Task statement> Copy all records exactly; omit pictures.

*-*-*

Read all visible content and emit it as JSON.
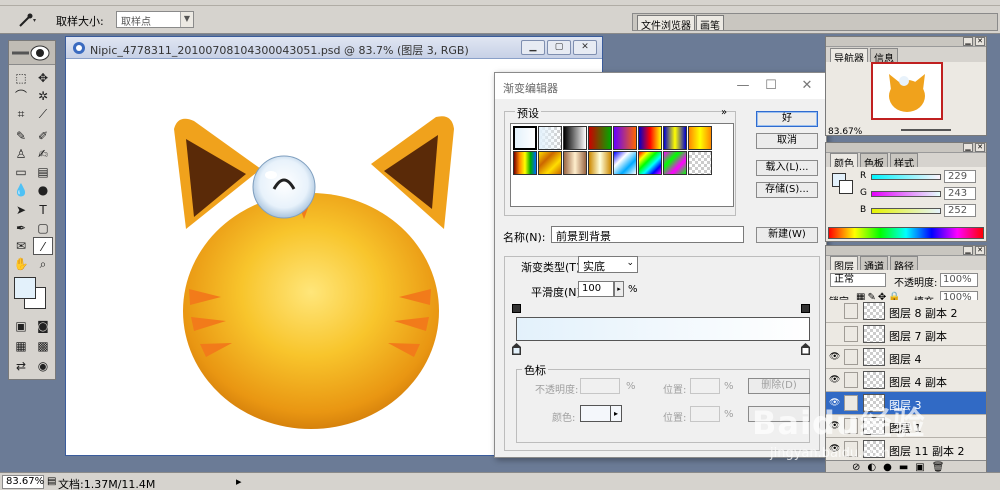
{
  "options_bar": {
    "sample_size_label": "取样大小:",
    "sample_size_value": "取样点",
    "palette_tabs": [
      "文件浏览器",
      "画笔"
    ]
  },
  "document": {
    "title": "Nipic_4778311_20100708104300043051.psd @ 83.7% (图层 3, RGB)",
    "fg_color": "#e3f1fb",
    "bg_color": "#ffffff"
  },
  "status_bar": {
    "zoom": "83.67%",
    "doc_size": "文档:1.37M/11.4M"
  },
  "gradient_editor": {
    "title": "渐变编辑器",
    "presets_label": "预设",
    "presets_menu": "»",
    "buttons": {
      "ok": "好",
      "cancel": "取消",
      "load": "载入(L)...",
      "save": "存储(S)...",
      "new": "新建(W)"
    },
    "name_label": "名称(N):",
    "name_value": "前景到背景",
    "gradient_type_label": "渐变类型(T):",
    "gradient_type_value": "实底",
    "smoothness_label": "平滑度(N):",
    "smoothness_value": "100",
    "smoothness_unit": "%",
    "stops_group_label": "色标",
    "opacity_label": "不透明度:",
    "location_label": "位置:",
    "color_label": "颜色:",
    "delete_label": "删除(D)",
    "percent": "%",
    "start_color": "#e3f1fb",
    "end_color": "#ffffff"
  },
  "navigator": {
    "tabs": [
      "导航器",
      "信息"
    ],
    "zoom": "83.67%"
  },
  "color_panel": {
    "tabs": [
      "颜色",
      "色板",
      "样式"
    ],
    "channels": [
      {
        "label": "R",
        "value": "229"
      },
      {
        "label": "G",
        "value": "243"
      },
      {
        "label": "B",
        "value": "252"
      }
    ]
  },
  "layers_panel": {
    "tabs": [
      "图层",
      "通道",
      "路径"
    ],
    "blend_mode": "正常",
    "opacity_label": "不透明度:",
    "opacity_value": "100%",
    "lock_label": "锁定:",
    "fill_label": "填充:",
    "fill_value": "100%",
    "layers": [
      {
        "name": "图层 8 副本 2",
        "visible": false,
        "selected": false
      },
      {
        "name": "图层 7 副本",
        "visible": false,
        "selected": false
      },
      {
        "name": "图层 4",
        "visible": true,
        "selected": false
      },
      {
        "name": "图层 4 副本",
        "visible": true,
        "selected": false
      },
      {
        "name": "图层 3",
        "visible": true,
        "selected": true
      },
      {
        "name": "图层 1",
        "visible": true,
        "selected": false
      },
      {
        "name": "图层 11 副本 2",
        "visible": true,
        "selected": false
      }
    ]
  },
  "watermark": {
    "text": "Baidu经验",
    "sub": "jingyan.baidu.com"
  }
}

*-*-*

Your response>
Read all visible content and emit it as JSON.
{
  "options_bar": {
    "sample_size_label": "取样大小:",
    "sample_size_value": "取样点",
    "palette_tabs": [
      "文件浏览器",
      "画笔"
    ]
  },
  "document": {
    "title": "Nipic_4778311_20100708104300043051.psd @ 83.7% (图层 3, RGB)",
    "fg_color": "#e3f1fb",
    "bg_color": "#ffffff"
  },
  "status_bar": {
    "zoom": "83.67%",
    "doc_size": "文档:1.37M/11.4M"
  },
  "gradient_editor": {
    "title": "渐变编辑器",
    "presets_label": "预设",
    "presets_menu": "»",
    "buttons": {
      "ok": "好",
      "cancel": "取消",
      "load": "载入(L)...",
      "save": "存储(S)...",
      "new": "新建(W)"
    },
    "name_label": "名称(N):",
    "name_value": "前景到背景",
    "gradient_type_label": "渐变类型(T):",
    "gradient_type_value": "实底",
    "smoothness_label": "平滑度(N):",
    "smoothness_value": "100",
    "smoothness_unit": "%",
    "stops_group_label": "色标",
    "opacity_label": "不透明度:",
    "location_label": "位置:",
    "color_label": "颜色:",
    "delete_label": "删除(D)",
    "percent": "%",
    "start_color": "#e3f1fb",
    "end_color": "#ffffff"
  },
  "navigator": {
    "tabs": [
      "导航器",
      "信息"
    ],
    "zoom": "83.67%"
  },
  "color_panel": {
    "tabs": [
      "颜色",
      "色板",
      "样式"
    ],
    "channels": [
      {
        "label": "R",
        "value": "229"
      },
      {
        "label": "G",
        "value": "243"
      },
      {
        "label": "B",
        "value": "252"
      }
    ]
  },
  "layers_panel": {
    "tabs": [
      "图层",
      "通道",
      "路径"
    ],
    "blend_mode": "正常",
    "opacity_label": "不透明度:",
    "opacity_value": "100%",
    "lock_label": "锁定:",
    "fill_label": "填充:",
    "fill_value": "100%",
    "layers": [
      {
        "name": "图层 8 副本 2",
        "visible": false,
        "selected": false
      },
      {
        "name": "图层 7 副本",
        "visible": false,
        "selected": false
      },
      {
        "name": "图层 4",
        "visible": true,
        "selected": false
      },
      {
        "name": "图层 4 副本",
        "visible": true,
        "selected": false
      },
      {
        "name": "图层 3",
        "visible": true,
        "selected": true
      },
      {
        "name": "图层 1",
        "visible": true,
        "selected": false
      },
      {
        "name": "图层 11 副本 2",
        "visible": true,
        "selected": false
      }
    ]
  },
  "watermark": {
    "text": "Baidu经验",
    "sub": "jingyan.baidu.com"
  }
}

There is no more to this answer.